Twenty-five years ago, Nintendo debuted its staple franchise: Super Mario Bros. The initial offering was a crude, 8-bit side-scroller wherein a love-sick Italian plumber (who was originally supposed to be a carpenter, like Jesus) traversed eight worlds in search of a kidnapped Princess.
Too often, Mario was, instead, greeted by an obnoxious mushroom-headed dwarf. The game sold 40 million copies and held the title of best-selling game of all time until 2009, when Wii Sports stole its own crown.
But the original game has nothing on its sequel—for which Japanese developers must have gobbled fistfuls of jimson weed and washed it down with black-market absinthe. They created a trippy dreamscape that upended gaming conventions and confused Mario loyalists.
Unlike other games in the series, which were programmed from the ground up, Super Mario Bros. 2 is based on a throwaway Japanese platform named Doki Doki Panic. That game was certainly bizarre, but since it was independent of a popular series it was immune to the head-scratching public reaction that Super Mario Bros. 2 received.
Super Mario Bros. 2 differed from its predecessor in lots of ways: you kill enemies with vegetables and explosive TV sets; you can choose between four different characters with various strength and jumping abilities; mice attack you with bombs; you can ride ostriches and magic carpets; etc, etc.

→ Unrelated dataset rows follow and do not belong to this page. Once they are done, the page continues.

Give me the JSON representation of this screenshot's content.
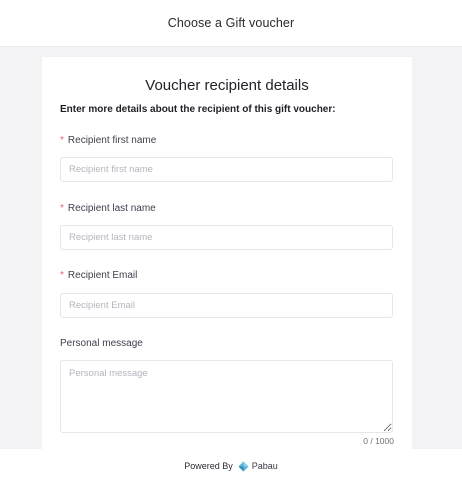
{
  "header": {
    "title": "Choose a Gift voucher"
  },
  "form": {
    "title": "Voucher recipient details",
    "intro": "Enter more details about the recipient of this gift voucher:",
    "required_marker": "*",
    "first_name": {
      "label": "Recipient first name",
      "placeholder": "Recipient first name",
      "value": ""
    },
    "last_name": {
      "label": "Recipient last name",
      "placeholder": "Recipient last name",
      "value": ""
    },
    "email": {
      "label": "Recipient Email",
      "placeholder": "Recipient Email",
      "value": ""
    },
    "message": {
      "label": "Personal message",
      "placeholder": "Personal message",
      "value": "",
      "counter": "0 / 1000"
    }
  },
  "footer": {
    "powered_by": "Powered By",
    "brand": "Pabau",
    "logo_icon": "pabau-logo-icon",
    "brand_color": "#54b2d3"
  }
}
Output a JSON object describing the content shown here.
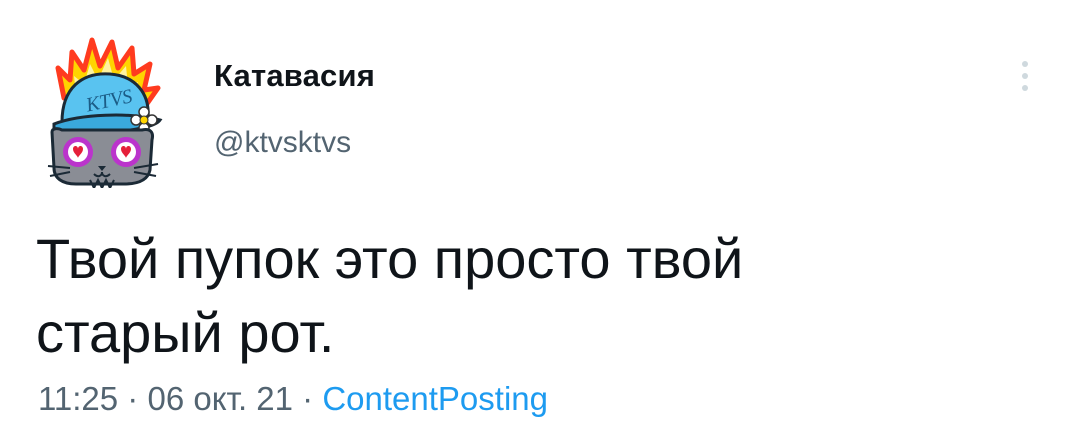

It was an all-too-brief period when Nintendo was ditching formulaic rehashes and trying to innovate with each new iteration. Since then, new Mario games have been essentially the same with a few modifications, and since Mario started speaking offensively skewed Italian, they’ve become more and more annoying, grating, and kid-centric.
The best part about Super Mario Bros. 2—released in 1993—is its exploration of alternative sexualities. Here’s a description of Birdo, one of the game’s bosses, in the original instruction booklet: “He thinks he is a girl and he spits eggs from his mouth. He’d rather be called ‘Birdetta.’”
Birdo went by the name “Catherine” in some Japan-only versions of the game. Nintendo realized it was in taboo territory and removed that reference from the manual. Since then, Birdo has become a female. Perhaps she finally got the operation she desired?
A friend of mine once said that a fondness for Super Mario Bros. 2 over all other Mario games indicated faulty wiring in one’s childhood brain—a deep-seated yet imaginative psychosis that may or may not have afflicted adolescent growth. Of course, that statement has no scientific basis, but I’d say it’s true.
I’d also go so far as to suggest—without proof—that Mario 2 fans were more likely to experiment with drugs at a young age. Or maybe I’m just reminiscing on my own twisted upbringing.
Either way, although Super Mario Bros. 2 won’t turn 25 until 2013 (the game’s birthday is unlikely to be celebrated as much as the original’s), it represented an important milestone in gaming, as it came so early in the popular adoption and cultural influence of video games.
That, and Super Mario Bros. 2 (though geared towards kids) showed a kind of forward-thinking maturity in the industry, almost an adult-edge, unlike some of the other “adult” games, like the Custer rape one.